“A complex viewpoint on continuity and rupture in art that has been rarely matched.”—Renaissance Quarterly
[This book is] exemplary in its combination of a careful, scrupulous translation of one of the classic and complex texts of German art historiography around 1900 with the three well-informed, introductory essays which illuminate this text from different perspectives.”Journal of Art Historiography
The translation into English of Alois Riegl’s final book, Die Entstehung der Barockkunst in Rom, is certain to be embraced with enthusiasm by specialists and students of art history and the Baroque alike. . . . Collectively these essays offer a very fine addition to a text that is certain to open further enquiry on the late ideas of this important art historian.”Renaissance and Reformation
This translation of a pioneering work along with astute analyses of it clearly shows how the art of the Baroque 15501630 differed from but was not a decline from the early Renaissance masters.” Bibliothèque d’Humanisme et Renaissance
About the Author

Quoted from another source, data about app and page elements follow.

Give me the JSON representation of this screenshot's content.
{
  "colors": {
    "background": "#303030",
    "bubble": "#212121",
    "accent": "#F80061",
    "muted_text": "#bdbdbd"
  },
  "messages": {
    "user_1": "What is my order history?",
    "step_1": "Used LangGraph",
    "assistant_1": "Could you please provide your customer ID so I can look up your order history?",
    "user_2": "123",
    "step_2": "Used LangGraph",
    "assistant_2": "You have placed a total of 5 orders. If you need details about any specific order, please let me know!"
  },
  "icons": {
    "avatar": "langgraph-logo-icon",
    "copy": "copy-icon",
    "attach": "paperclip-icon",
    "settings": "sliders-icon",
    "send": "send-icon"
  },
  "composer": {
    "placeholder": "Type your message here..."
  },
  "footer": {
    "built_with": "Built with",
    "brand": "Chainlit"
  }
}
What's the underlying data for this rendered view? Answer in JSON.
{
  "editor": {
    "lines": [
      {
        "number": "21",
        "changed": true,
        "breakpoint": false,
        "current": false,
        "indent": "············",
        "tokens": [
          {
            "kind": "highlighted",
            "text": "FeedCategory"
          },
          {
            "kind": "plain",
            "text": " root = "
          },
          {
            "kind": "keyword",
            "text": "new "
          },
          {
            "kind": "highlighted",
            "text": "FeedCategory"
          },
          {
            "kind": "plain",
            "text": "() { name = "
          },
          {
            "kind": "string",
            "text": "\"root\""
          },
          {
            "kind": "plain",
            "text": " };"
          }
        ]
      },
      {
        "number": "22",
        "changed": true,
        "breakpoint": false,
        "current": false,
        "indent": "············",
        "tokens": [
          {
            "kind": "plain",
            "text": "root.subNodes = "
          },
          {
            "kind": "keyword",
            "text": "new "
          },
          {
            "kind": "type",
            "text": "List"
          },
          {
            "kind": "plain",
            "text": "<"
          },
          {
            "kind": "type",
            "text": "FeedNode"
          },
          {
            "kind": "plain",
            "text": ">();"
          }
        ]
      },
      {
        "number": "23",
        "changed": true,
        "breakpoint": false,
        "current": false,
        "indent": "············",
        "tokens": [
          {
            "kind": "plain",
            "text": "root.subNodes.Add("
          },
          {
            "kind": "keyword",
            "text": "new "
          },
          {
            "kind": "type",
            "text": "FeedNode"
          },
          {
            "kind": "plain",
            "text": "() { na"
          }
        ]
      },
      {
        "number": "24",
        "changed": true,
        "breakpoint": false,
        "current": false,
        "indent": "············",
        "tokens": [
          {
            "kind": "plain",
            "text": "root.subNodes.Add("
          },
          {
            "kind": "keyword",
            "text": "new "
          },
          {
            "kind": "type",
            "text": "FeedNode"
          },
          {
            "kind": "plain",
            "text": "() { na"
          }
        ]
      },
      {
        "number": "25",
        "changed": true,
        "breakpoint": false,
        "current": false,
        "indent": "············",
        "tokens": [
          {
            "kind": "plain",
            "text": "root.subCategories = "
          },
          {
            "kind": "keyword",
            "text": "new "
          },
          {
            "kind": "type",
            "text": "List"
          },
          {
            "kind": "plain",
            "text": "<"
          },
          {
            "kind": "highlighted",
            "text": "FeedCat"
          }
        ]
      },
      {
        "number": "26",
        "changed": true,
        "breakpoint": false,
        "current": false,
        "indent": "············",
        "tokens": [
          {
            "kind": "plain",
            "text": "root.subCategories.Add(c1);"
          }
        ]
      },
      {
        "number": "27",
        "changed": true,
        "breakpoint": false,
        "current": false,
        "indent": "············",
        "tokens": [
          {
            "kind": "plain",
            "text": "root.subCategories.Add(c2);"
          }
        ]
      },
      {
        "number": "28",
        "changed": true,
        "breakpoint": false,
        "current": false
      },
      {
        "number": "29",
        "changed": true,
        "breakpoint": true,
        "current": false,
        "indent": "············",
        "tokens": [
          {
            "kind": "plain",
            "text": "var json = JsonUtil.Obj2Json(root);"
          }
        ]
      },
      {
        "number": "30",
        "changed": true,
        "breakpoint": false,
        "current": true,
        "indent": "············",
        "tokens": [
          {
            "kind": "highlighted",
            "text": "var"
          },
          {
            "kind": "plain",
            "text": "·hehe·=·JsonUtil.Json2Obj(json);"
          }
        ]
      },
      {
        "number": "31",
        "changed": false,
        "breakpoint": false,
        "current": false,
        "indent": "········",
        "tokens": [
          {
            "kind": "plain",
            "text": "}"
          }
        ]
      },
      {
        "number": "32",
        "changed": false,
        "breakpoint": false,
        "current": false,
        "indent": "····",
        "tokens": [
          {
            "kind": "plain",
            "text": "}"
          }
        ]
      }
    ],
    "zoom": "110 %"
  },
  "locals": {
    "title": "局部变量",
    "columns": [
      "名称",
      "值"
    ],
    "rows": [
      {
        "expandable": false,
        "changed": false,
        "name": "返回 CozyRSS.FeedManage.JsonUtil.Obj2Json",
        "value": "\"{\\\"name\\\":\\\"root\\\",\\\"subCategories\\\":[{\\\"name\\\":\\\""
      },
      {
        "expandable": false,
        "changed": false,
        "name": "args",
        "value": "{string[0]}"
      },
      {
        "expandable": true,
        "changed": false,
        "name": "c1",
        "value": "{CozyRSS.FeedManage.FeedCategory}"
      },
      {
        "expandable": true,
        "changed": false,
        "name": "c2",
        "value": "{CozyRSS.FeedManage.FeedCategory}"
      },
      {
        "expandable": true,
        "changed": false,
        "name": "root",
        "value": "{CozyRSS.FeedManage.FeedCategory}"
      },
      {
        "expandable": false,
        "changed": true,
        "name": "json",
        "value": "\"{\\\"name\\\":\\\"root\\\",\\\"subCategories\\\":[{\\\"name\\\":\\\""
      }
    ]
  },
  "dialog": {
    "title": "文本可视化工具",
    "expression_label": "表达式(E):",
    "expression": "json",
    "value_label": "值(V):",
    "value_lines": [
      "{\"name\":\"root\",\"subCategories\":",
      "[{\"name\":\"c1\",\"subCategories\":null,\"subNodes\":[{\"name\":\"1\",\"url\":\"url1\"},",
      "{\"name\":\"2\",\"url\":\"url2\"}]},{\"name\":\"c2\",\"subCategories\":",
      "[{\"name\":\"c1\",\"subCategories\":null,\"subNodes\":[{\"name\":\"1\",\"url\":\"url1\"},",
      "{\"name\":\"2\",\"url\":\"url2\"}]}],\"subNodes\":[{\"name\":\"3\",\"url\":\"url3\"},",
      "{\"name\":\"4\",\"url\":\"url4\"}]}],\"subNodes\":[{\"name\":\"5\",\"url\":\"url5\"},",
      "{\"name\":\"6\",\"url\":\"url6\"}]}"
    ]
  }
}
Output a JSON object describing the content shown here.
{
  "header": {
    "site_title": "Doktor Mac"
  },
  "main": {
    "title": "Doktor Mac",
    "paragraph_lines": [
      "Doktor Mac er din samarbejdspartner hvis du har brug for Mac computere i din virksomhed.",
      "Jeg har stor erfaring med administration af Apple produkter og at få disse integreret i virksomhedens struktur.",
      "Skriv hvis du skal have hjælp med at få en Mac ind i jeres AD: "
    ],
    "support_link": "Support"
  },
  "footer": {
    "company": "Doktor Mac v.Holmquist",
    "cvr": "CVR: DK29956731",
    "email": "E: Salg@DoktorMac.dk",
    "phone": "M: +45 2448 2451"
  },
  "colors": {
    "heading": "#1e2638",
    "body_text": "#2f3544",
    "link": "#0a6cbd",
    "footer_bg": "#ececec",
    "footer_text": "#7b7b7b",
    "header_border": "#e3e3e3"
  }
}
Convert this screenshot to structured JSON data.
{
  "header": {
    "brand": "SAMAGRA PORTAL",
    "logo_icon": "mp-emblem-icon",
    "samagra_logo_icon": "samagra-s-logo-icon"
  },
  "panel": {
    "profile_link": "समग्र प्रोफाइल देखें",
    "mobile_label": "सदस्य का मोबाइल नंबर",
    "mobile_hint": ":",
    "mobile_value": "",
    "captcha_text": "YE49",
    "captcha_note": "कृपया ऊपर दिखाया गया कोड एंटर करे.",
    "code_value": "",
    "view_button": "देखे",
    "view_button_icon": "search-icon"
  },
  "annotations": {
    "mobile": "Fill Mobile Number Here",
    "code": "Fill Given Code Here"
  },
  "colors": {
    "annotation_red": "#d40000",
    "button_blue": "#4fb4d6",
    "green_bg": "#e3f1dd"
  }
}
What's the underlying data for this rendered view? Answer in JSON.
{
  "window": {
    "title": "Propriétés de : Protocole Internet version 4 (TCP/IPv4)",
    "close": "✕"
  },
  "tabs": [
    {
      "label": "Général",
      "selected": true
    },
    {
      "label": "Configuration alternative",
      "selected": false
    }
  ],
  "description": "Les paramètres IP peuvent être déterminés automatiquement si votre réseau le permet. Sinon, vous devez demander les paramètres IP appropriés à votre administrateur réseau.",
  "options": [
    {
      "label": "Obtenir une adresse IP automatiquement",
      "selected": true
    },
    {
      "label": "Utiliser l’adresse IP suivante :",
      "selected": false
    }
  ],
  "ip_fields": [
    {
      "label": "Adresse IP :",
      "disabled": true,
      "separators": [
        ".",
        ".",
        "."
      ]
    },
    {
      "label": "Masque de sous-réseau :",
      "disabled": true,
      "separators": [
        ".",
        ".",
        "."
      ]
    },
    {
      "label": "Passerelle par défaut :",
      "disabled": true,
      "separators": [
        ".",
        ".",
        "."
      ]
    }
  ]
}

Andrew Hopkins is associate professor in the Department of Comparative History and Methodology of the University of L’Aquila. Arnold Witte is assistant professor in the Department of the Cultural History of Europe at the University of Amsterdam. Alina Payne is professor of the History of Art and Architecture at Harvard University.